James W. Wood: a celebration



James W. Wood has been writing poems for over thirty years. These, he tells us, are his final two but we're not entirely sure that we believe him. It's an occasion that's worth marking, anyway. You can find his bibliography here.


Parthenon Park

A heart hangs high over the white horses.

Your open-topped car; her beside you,

a lithe cello. Azure azimuth, Bob Marley

asking what we all wanted to know – Could

You Be Loved? – on your pulsing backseat stereo.

We shuffled round that red-dirt diamond, a proving

ground for hearts and egos, rough beer

and weed's sick scent. Ultraviolet light, spliced

mirror shades reflect the highway,

driving like hell to go cliff diving in the late

nineteen eighties. And on the radio now

it is the '80s always: Cheap Trick, Kon Kan, The Men

They Couldn’t Hang play today as they did then,

you who loved them no longer listening. Your face

stubbled under a bad night prior, lit cigarette

obtuse to lip as you fill the tank; stealing

beer from student halls, getting drunk and back

to those Parthenon cliffs, incongruous reproduction,

Ancient Greece appended to North America's edge.

Our champion jester, you eschewed the work-worn

path of College, grew thicker like the rest

but ran out of space to play, gone before

we could Say Hello, Wave Goodbye.

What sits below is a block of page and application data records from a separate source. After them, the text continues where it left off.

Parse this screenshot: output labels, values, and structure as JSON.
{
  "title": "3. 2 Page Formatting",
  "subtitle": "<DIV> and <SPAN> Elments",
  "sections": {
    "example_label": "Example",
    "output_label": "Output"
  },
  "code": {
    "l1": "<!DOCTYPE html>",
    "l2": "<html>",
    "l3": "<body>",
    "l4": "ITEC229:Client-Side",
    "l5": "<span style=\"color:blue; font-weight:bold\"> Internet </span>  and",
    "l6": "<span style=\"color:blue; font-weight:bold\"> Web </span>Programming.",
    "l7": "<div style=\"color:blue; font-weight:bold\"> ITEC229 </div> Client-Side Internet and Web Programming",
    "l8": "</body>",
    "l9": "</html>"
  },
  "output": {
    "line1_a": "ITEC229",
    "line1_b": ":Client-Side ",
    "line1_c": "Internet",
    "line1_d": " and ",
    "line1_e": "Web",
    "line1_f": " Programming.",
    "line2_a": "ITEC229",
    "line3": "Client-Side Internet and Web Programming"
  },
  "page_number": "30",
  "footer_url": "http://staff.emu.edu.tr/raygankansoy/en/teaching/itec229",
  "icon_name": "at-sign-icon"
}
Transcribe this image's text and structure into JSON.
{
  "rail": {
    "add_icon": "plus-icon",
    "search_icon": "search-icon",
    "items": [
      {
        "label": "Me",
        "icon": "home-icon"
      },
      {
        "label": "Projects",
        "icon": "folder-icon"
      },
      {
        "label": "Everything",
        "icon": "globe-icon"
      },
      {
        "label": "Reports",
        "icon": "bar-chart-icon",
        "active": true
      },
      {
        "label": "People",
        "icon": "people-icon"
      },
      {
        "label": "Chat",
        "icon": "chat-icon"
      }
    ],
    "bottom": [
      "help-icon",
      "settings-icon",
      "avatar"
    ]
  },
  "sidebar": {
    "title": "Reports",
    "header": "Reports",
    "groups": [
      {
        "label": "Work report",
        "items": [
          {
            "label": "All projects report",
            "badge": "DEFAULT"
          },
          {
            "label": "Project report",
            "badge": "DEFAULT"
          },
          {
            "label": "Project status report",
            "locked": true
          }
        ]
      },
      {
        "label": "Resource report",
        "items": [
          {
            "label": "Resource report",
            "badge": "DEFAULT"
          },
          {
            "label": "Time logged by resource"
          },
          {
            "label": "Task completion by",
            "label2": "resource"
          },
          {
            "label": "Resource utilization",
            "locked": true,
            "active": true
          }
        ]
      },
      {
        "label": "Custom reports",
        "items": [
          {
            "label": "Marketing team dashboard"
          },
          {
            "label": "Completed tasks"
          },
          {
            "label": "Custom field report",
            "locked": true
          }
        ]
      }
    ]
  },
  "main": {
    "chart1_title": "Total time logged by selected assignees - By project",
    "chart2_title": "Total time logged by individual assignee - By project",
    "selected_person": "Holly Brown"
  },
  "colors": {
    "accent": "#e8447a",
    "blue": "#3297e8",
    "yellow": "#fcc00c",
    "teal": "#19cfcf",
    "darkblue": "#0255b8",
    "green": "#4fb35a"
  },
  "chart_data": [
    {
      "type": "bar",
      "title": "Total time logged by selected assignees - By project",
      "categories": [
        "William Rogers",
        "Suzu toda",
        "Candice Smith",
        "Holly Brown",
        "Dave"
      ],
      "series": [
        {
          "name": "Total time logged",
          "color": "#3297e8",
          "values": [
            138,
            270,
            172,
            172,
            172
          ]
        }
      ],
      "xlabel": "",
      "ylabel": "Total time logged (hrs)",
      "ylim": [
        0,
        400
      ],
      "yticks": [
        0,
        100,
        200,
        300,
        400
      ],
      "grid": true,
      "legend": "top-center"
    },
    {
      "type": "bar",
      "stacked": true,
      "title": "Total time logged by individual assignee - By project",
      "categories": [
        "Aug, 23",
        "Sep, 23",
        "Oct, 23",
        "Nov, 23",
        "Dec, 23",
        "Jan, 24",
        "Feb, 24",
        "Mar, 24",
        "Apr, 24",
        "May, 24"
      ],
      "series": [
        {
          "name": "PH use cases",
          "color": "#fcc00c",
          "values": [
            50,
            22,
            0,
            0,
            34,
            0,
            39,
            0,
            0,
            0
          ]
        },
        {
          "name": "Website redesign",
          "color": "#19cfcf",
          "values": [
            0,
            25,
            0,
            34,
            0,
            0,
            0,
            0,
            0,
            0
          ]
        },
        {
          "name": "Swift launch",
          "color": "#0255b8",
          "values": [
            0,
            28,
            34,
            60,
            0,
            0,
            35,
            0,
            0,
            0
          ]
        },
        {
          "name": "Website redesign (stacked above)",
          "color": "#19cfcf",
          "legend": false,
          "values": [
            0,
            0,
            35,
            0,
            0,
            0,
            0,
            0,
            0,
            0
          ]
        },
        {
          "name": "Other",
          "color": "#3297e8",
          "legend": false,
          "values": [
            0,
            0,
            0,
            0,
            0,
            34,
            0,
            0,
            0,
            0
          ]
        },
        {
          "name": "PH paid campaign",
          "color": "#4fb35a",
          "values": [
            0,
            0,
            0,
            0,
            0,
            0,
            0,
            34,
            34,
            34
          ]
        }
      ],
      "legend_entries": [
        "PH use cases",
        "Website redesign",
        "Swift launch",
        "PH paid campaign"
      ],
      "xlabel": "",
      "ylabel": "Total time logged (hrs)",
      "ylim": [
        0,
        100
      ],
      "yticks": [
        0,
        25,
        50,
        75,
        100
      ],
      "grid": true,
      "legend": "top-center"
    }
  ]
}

So will you

spin forever in this air, never flailing or hitting

the water, suspended like the Sybil, upside down

against the tide and longing for what would never come?

Over the white horses a heart hangs high.

IM Russell Sheehan, 1969-2015


*****

Equinox

9.11.2001 – 11.9.2016

We don't believe those mythic beasts

Suppressed by our laws still exist.

We trample them with data

Square and rule.

Watch them rise through the mist,

Ignored for decades, not slouching

To some birthplace, but formed, grown

In violence and rearing to the sun

For blessing. Smoke from old fires

Catches our minds, thorn and sword

Scar humanity and yet...

Digits

Are all we dare to believe,

Not finger touching finger in discovery

But bipolar pixellature, the unreal flip

Of plus or minus as the animal's jaws

Gape over us in greeting.



James W. Wood's poems, articles and short stories have appeared in many literary journals and newspapers, including The TLS, The Poetry Review, The National Post (Canada), and Critical Quarterly. The author of six books of poetry and a pseudonymous thriller, he has been shortlisted or nominated for eight literary awards and was the 2018 recipient of the British Columbia Writer's Award in Canada. You can find him here: www.der-jimmelwriter.com.